### DATA EXTRACT
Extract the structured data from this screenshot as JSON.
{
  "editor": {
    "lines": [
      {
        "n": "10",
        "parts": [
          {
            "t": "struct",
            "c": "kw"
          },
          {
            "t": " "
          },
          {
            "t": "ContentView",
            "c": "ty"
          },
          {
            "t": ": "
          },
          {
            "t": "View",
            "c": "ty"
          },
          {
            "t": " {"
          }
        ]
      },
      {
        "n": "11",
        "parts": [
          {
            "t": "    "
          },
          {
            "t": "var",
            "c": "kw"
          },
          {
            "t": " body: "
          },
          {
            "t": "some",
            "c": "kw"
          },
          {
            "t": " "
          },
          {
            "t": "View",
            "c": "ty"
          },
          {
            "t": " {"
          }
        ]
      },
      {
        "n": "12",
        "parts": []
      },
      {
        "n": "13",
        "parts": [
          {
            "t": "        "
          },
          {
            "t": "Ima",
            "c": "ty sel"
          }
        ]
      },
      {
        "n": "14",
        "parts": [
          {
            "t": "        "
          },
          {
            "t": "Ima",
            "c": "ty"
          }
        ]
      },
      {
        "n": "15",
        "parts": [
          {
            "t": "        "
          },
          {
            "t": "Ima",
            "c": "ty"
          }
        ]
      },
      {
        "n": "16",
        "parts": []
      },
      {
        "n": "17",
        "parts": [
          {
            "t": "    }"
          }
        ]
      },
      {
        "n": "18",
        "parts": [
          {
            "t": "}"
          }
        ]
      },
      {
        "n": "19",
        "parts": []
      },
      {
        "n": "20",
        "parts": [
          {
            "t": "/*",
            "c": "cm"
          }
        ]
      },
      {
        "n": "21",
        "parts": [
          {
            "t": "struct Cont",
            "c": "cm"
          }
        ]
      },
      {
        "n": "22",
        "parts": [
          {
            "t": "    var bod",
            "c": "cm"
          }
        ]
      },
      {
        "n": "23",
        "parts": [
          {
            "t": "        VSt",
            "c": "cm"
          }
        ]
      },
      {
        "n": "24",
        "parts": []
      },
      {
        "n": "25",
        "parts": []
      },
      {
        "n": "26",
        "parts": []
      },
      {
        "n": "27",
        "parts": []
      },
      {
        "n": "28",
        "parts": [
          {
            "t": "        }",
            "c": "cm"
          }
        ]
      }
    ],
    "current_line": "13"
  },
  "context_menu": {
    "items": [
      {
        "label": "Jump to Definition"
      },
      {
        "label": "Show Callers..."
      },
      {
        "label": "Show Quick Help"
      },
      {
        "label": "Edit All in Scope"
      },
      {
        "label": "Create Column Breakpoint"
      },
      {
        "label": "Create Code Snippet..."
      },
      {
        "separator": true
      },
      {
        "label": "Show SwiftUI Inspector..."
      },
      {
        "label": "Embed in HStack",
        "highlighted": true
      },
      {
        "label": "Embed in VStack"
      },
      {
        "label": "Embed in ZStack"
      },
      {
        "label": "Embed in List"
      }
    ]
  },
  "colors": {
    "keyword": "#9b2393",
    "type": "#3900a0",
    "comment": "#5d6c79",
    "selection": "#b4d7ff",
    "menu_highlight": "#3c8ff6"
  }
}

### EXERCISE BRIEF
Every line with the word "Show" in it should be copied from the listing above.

### ANSWER TO THE PROBLEM
        "label": "Show Callers..."
        "label": "Show Quick Help"
        "label": "Show SwiftUI Inspector..."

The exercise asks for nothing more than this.